year = "2010",
month = "1",
day = "1",
doi = "10.1080/13678868.2010.501961",
language = "English",
volume = "13",
pages = "393--408",
journal = "Human Resource Development International",
issn = "1367-8868",
publisher = "Taylor and Francis Ltd.",
number = "4",

}

All work and no play? The meaning of work and work stress of mid-level managers in the United States, Brazil, and Korea1. / Kuchinke, K. Peter; Cornachione, Edgard B.; Oh, Seok Young; Kang, Hye Seung.

In: Human Resource Development International, Vol. 13, No. 4, 01.01.2010, p. 393-408.

Research output: Contribution to journalArticle

TY - JOUR

T1 - All work and no play? The meaning of work and work stress of mid-level managers in the United States, Brazil, and Korea1

AU - Kuchinke, K. Peter

AU - Cornachione, Edgard B.

AU - Oh, Seok Young

AU - Kang, Hye Seung

PY - 2010/1/1

Y1 - 2010/1/1

N2 - Based in identity theory and the depletion hypothesis in the work-life literature, this study investigated dimensions of the meaning of work and work stress among mid-level managers in the United States, Brazil, and Korea. Findings include a high salience of work as a central life concern but a primacy of family involvement in each country. The importance of religious involvement, leisure activities, and community involvement was rated low. Intrinsic and extrinsic orientations to working were related to increased levels of work stress, but in each country the dimensions of work stress were associated with meaning of work aspects in different combinations and affected different demographic groups in different ways. The theoretical and practical implications of the findings imply the need for a differentiated understanding of the meaning of work dimensions in international settings and the awareness that increased levels of work stress can results from higher levels of work centrality and intrinsic and economic work orientations.

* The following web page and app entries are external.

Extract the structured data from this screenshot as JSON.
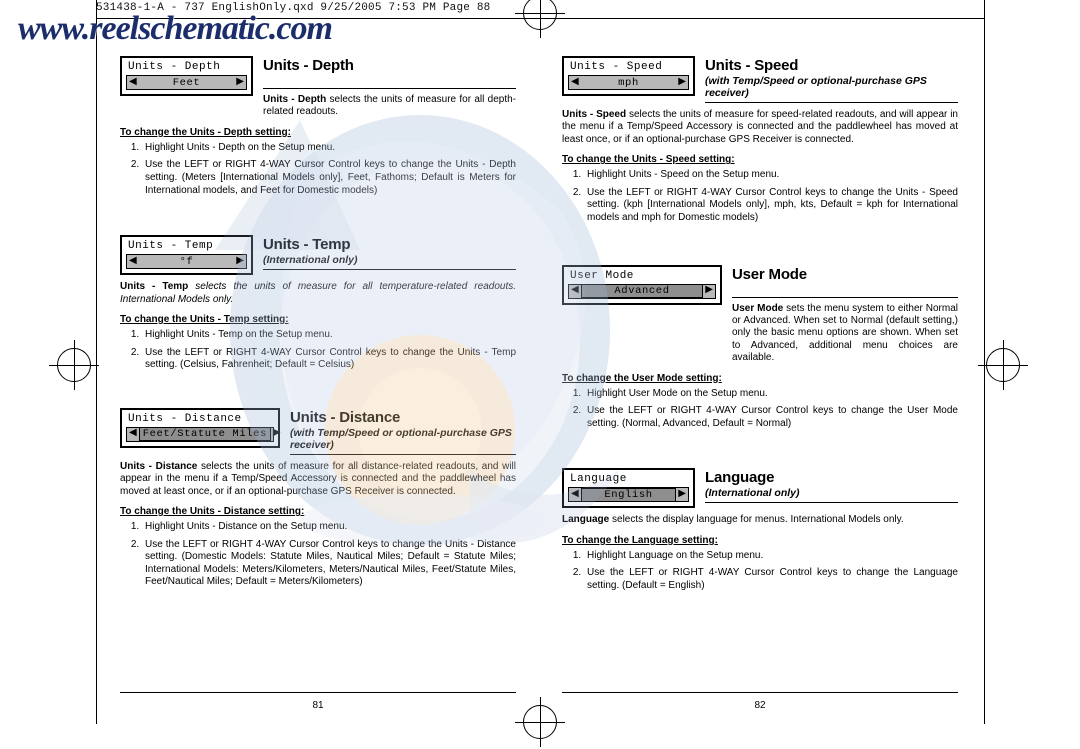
{
  "slug": {
    "text": "531438-1-A - 737 EnglishOnly.qxd   9/25/2005  7:53 PM   Page 88"
  },
  "watermark": {
    "text": "www.reelschematic.com"
  },
  "left_page": {
    "folio": "81",
    "sections": [
      {
        "lcd_title": "Units - Depth",
        "lcd_value": "Feet",
        "heading": "Units - Depth",
        "subheading": "",
        "intro_pre": "Units - Depth",
        "intro_rest": " selects the units of measure for all depth-related readouts.",
        "howto": "To change the Units - Depth setting:",
        "steps": [
          "Highlight Units - Depth on the Setup menu.",
          "Use the LEFT or RIGHT 4-WAY Cursor Control keys to change the Units - Depth setting. (Meters [International Models only], Feet, Fathoms; Default is Meters for International models, and Feet for Domestic models)"
        ]
      },
      {
        "lcd_title": "Units - Temp",
        "lcd_value": "°f",
        "heading": "Units - Temp",
        "subheading": "(International only)",
        "intro_pre": "Units - Temp",
        "intro_rest": " selects the units of measure for all temperature-related readouts.  International Models only.",
        "howto": "To change the Units - Temp setting:",
        "steps": [
          "Highlight Units - Temp on the Setup menu.",
          "Use the LEFT or RIGHT 4-WAY Cursor Control keys to change the Units - Temp setting. (Celsius, Fahrenheit; Default = Celsius)"
        ]
      },
      {
        "lcd_title": "Units - Distance",
        "lcd_value": "Feet/Statute Miles",
        "heading": "Units - Distance",
        "subheading": "(with Temp/Speed or optional-purchase GPS receiver)",
        "intro_pre": "Units - Distance",
        "intro_rest": " selects the units of measure for all distance-related readouts, and will appear in the menu if a Temp/Speed Accessory is connected and the paddlewheel has moved at least once, or if an optional-purchase GPS Receiver is connected.",
        "howto": "To change the Units - Distance setting:",
        "steps": [
          "Highlight Units - Distance on the Setup menu.",
          "Use the LEFT or RIGHT 4-WAY Cursor Control keys to change the Units - Distance setting. (Domestic Models: Statute Miles, Nautical Miles; Default = Statute Miles; International Models: Meters/Kilometers, Meters/Nautical Miles, Feet/Statute Miles, Feet/Nautical Miles; Default = Meters/Kilometers)"
        ]
      }
    ]
  },
  "right_page": {
    "folio": "82",
    "sections": [
      {
        "lcd_title": "Units - Speed",
        "lcd_value": "mph",
        "heading": "Units - Speed",
        "subheading": "(with Temp/Speed or optional-purchase GPS receiver)",
        "intro_pre": "Units - Speed",
        "intro_rest": " selects the units of measure for speed-related readouts, and will appear in the menu if a Temp/Speed Accessory is connected and the paddlewheel has moved at least once, or if an optional-purchase GPS Receiver is connected.",
        "howto": "To change the Units - Speed setting:",
        "steps": [
          "Highlight Units - Speed on the Setup menu.",
          "Use the LEFT or RIGHT 4-WAY Cursor Control keys to change the Units - Speed setting. (kph [International Models only], mph, kts, Default = kph for International models and mph for Domestic models)"
        ]
      },
      {
        "lcd_title": "User Mode",
        "lcd_value": "Advanced",
        "heading": "User Mode",
        "subheading": "",
        "intro_pre": "User Mode",
        "intro_rest": " sets the menu system to either Normal or Advanced. When set to Normal (default setting,) only the basic menu options are shown. When set to Advanced, additional menu choices are available.",
        "howto": "To change the User Mode setting:",
        "steps": [
          "Highlight User Mode on the Setup menu.",
          "Use the LEFT or RIGHT 4-WAY Cursor Control keys to change the User Mode setting. (Normal, Advanced, Default = Normal)"
        ]
      },
      {
        "lcd_title": "Language",
        "lcd_value": "English",
        "heading": "Language",
        "subheading": "(International only)",
        "intro_pre": "Language",
        "intro_rest": " selects the display language for menus. International Models only.",
        "howto": "To change the Language setting:",
        "steps": [
          "Highlight Language on the Setup menu.",
          "Use the LEFT or RIGHT 4-WAY Cursor Control keys to change the Language setting. (Default = English)"
        ]
      }
    ]
  },
  "icons": {
    "left_arrow": "◀",
    "right_arrow": "▶"
  }
}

AB - Based in identity theory and the depletion hypothesis in the work-life literature, this study investigated dimensions of the meaning of work and work stress among mid-level managers in the United States, Brazil, and Korea. Findings include a high salience of work as a central life concern but a primacy of family involvement in each country. The importance of religious involvement, leisure activities, and community involvement was rated low. Intrinsic and extrinsic orientations to working were related to increased levels of work stress, but in each country the dimensions of work stress were associated with meaning of work aspects in different combinations and affected different demographic groups in different ways. The theoretical and practical implications of the findings imply the need for a differentiated understanding of the meaning of work dimensions in international settings and the awareness that increased levels of work stress can results from higher levels of work centrality and intrinsic and economic work orientations.

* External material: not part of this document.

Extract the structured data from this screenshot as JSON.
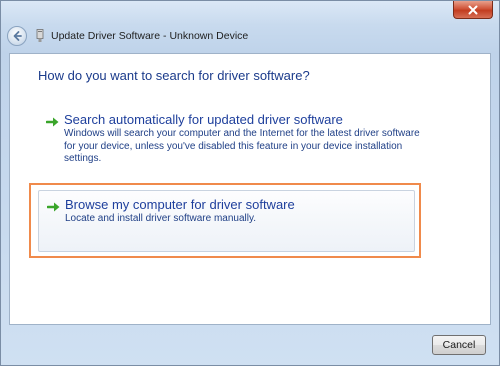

UR - http://www.scopus.com/inward/record.url?scp=83755224287&partnerID=8YFLogxK

UR - http://www.scopus.com/inward/citedby.url?scp=83755224287&partnerID=8YFLogxK

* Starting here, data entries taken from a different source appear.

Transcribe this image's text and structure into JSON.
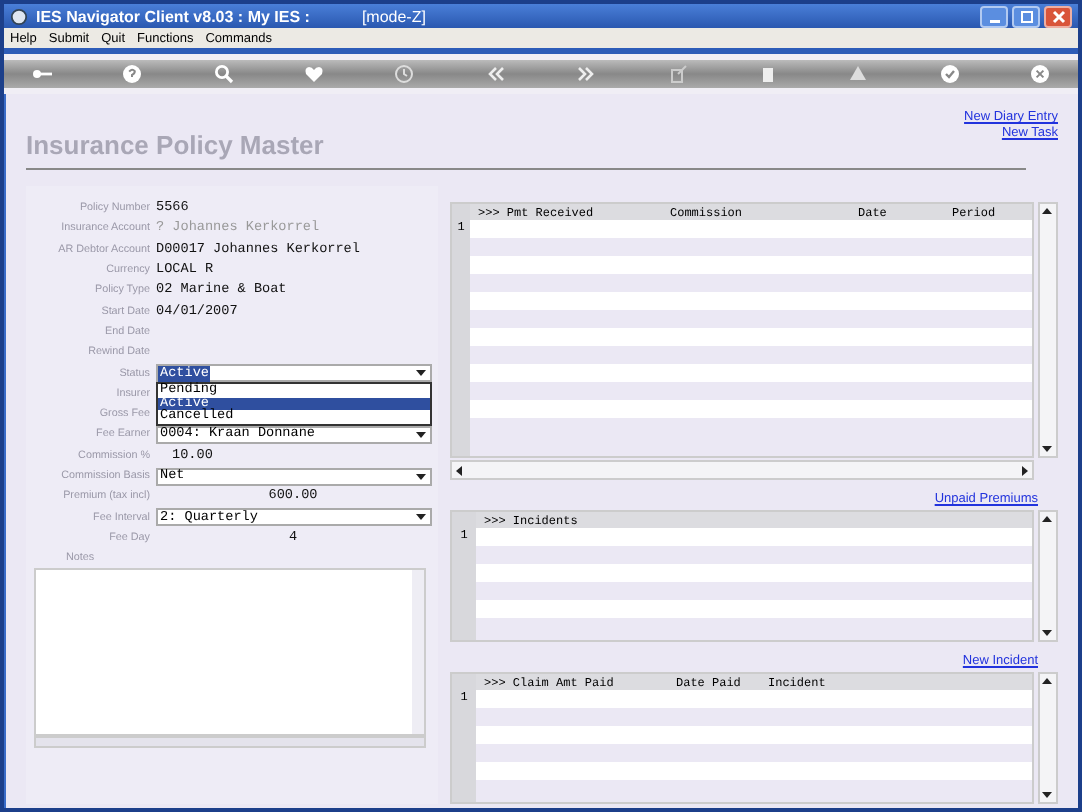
{
  "window": {
    "title": "IES Navigator Client v8.03 : My IES :",
    "mode": "[mode-Z]"
  },
  "menu": [
    "Help",
    "Submit",
    "Quit",
    "Functions",
    "Commands"
  ],
  "page": {
    "title": "Insurance Policy Master",
    "links": [
      "New Diary Entry",
      "New Task"
    ]
  },
  "form": {
    "fields": [
      {
        "label": "Policy Number",
        "value": "5566",
        "kind": "text"
      },
      {
        "label": "Insurance Account",
        "value": "? Johannes Kerkorrel",
        "kind": "readonly"
      },
      {
        "label": "AR Debtor Account",
        "value": "D00017 Johannes Kerkorrel",
        "kind": "text"
      },
      {
        "label": "Currency",
        "value": "LOCAL R",
        "kind": "text"
      },
      {
        "label": "Policy Type",
        "value": "02 Marine & Boat",
        "kind": "text"
      },
      {
        "label": "Start Date",
        "value": "04/01/2007",
        "kind": "text"
      },
      {
        "label": "End Date",
        "kind": "text"
      },
      {
        "label": "Rewind Date",
        "kind": "text"
      },
      {
        "label": "Status",
        "value": "Active",
        "kind": "dropdown",
        "expanded": true,
        "options": [
          {
            "label": "Pending",
            "selected": false
          },
          {
            "label": "Active",
            "selected": true
          },
          {
            "label": "Cancelled",
            "selected": false
          }
        ]
      },
      {
        "label": "Insurer",
        "kind": "text"
      },
      {
        "label": "Gross Fee",
        "kind": "text"
      },
      {
        "label": "Fee Earner",
        "value": "0004: Kraan Donnane",
        "kind": "dropdown",
        "expanded": false
      },
      {
        "label": "Commission %",
        "value": "10.00",
        "kind": "number"
      },
      {
        "label": "Commission Basis",
        "value": "Net",
        "kind": "dropdown",
        "expanded": false
      },
      {
        "label": "Premium (tax incl)",
        "value": "600.00",
        "kind": "amount"
      },
      {
        "label": "Fee Interval",
        "value": "2: Quarterly",
        "kind": "dropdown",
        "expanded": false
      },
      {
        "label": "Fee Day",
        "value": "4",
        "kind": "amount"
      }
    ],
    "notes_label": "Notes"
  },
  "right": [
    {
      "kind": "grid",
      "columns": [
        ">>> Pmt Received",
        "Commission",
        "Date",
        "Period"
      ],
      "row_numbers": [
        "1"
      ]
    },
    {
      "kind": "link",
      "text": "Unpaid Premiums"
    },
    {
      "kind": "grid",
      "columns": [
        ">>> Incidents"
      ],
      "row_numbers": [
        "1"
      ]
    },
    {
      "kind": "link",
      "text": "New Incident"
    },
    {
      "kind": "grid",
      "columns": [
        ">>> Claim Amt Paid",
        "Date Paid",
        "Incident"
      ],
      "row_numbers": [
        "1"
      ]
    }
  ]
}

U2 - 10.1080/13678868.2010.501961

DO - 10.1080/13678868.2010.501961

M3 - Article

AN - SCOPUS:83755224287

VL - 13

SP - 393

EP - 408

JO - Human Resource Development International

JF - Human Resource Development International

SN - 1367-8868

IS - 4

ER -